:: Required work ::
Copy every record exactly as it appears in the data below.

App and web page records:

#####

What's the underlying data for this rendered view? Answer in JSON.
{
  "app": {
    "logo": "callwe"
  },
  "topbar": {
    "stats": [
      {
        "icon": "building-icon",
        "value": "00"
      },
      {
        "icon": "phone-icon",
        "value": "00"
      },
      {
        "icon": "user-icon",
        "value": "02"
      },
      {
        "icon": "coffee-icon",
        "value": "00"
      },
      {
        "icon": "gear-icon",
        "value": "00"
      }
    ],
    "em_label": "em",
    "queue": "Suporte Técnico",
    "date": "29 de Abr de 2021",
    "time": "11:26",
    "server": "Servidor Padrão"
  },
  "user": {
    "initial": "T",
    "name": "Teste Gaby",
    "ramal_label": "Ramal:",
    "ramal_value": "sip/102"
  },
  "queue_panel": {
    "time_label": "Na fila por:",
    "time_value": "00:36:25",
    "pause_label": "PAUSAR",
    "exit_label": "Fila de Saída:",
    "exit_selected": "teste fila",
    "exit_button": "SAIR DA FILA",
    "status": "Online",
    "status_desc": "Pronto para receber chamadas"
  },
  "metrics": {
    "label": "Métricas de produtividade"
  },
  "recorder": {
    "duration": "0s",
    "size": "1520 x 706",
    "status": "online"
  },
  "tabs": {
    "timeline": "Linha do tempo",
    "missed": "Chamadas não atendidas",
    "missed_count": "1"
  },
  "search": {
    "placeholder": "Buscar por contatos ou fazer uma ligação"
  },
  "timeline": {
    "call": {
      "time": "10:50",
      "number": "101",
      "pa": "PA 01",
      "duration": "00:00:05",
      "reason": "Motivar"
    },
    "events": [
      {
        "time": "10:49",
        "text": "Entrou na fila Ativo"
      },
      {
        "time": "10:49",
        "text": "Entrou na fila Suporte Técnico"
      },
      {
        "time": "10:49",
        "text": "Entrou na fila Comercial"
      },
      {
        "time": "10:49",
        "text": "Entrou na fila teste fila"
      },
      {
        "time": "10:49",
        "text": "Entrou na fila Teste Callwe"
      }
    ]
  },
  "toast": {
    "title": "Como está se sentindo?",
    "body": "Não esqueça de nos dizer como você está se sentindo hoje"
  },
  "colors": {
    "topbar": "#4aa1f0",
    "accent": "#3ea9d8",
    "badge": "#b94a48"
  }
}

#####

:: Task result ::
What's the underlying data for this rendered view? Answer in JSON.
{
  "app": {
    "logo": "callwe"
  },
  "topbar": {
    "stats": [
      {
        "icon": "building-icon",
        "value": "00"
      },
      {
        "icon": "phone-icon",
        "value": "00"
      },
      {
        "icon": "user-icon",
        "value": "02"
      },
      {
        "icon": "coffee-icon",
        "value": "00"
      },
      {
        "icon": "gear-icon",
        "value": "00"
      }
    ],
    "em_label": "em",
    "queue": "Suporte Técnico",
    "date": "29 de Abr de 2021",
    "time": "11:26",
    "server": "Servidor Padrão"
  },
  "user": {
    "initial": "T",
    "name": "Teste Gaby",
    "ramal_label": "Ramal:",
    "ramal_value": "sip/102"
  },
  "queue_panel": {
    "time_label": "Na fila por:",
    "time_value": "00:36:25",
    "pause_label": "PAUSAR",
    "exit_label": "Fila de Saída:",
    "exit_selected": "teste fila",
    "exit_button": "SAIR DA FILA",
    "status": "Online",
    "status_desc": "Pronto para receber chamadas"
  },
  "metrics": {
    "label": "Métricas de produtividade"
  },
  "recorder": {
    "duration": "0s",
    "size": "1520 x 706",
    "status": "online"
  },
  "tabs": {
    "timeline": "Linha do tempo",
    "missed": "Chamadas não atendidas",
    "missed_count": "1"
  },
  "search": {
    "placeholder": "Buscar por contatos ou fazer uma ligação"
  },
  "timeline": {
    "call": {
      "time": "10:50",
      "number": "101",
      "pa": "PA 01",
      "duration": "00:00:05",
      "reason": "Motivar"
    },
    "events": [
      {
        "time": "10:49",
        "text": "Entrou na fila Ativo"
      },
      {
        "time": "10:49",
        "text": "Entrou na fila Suporte Técnico"
      },
      {
        "time": "10:49",
        "text": "Entrou na fila Comercial"
      },
      {
        "time": "10:49",
        "text": "Entrou na fila teste fila"
      },
      {
        "time": "10:49",
        "text": "Entrou na fila Teste Callwe"
      }
    ]
  },
  "toast": {
    "title": "Como está se sentindo?",
    "body": "Não esqueça de nos dizer como você está se sentindo hoje"
  },
  "colors": {
    "topbar": "#4aa1f0",
    "accent": "#3ea9d8",
    "badge": "#b94a48"
  }
}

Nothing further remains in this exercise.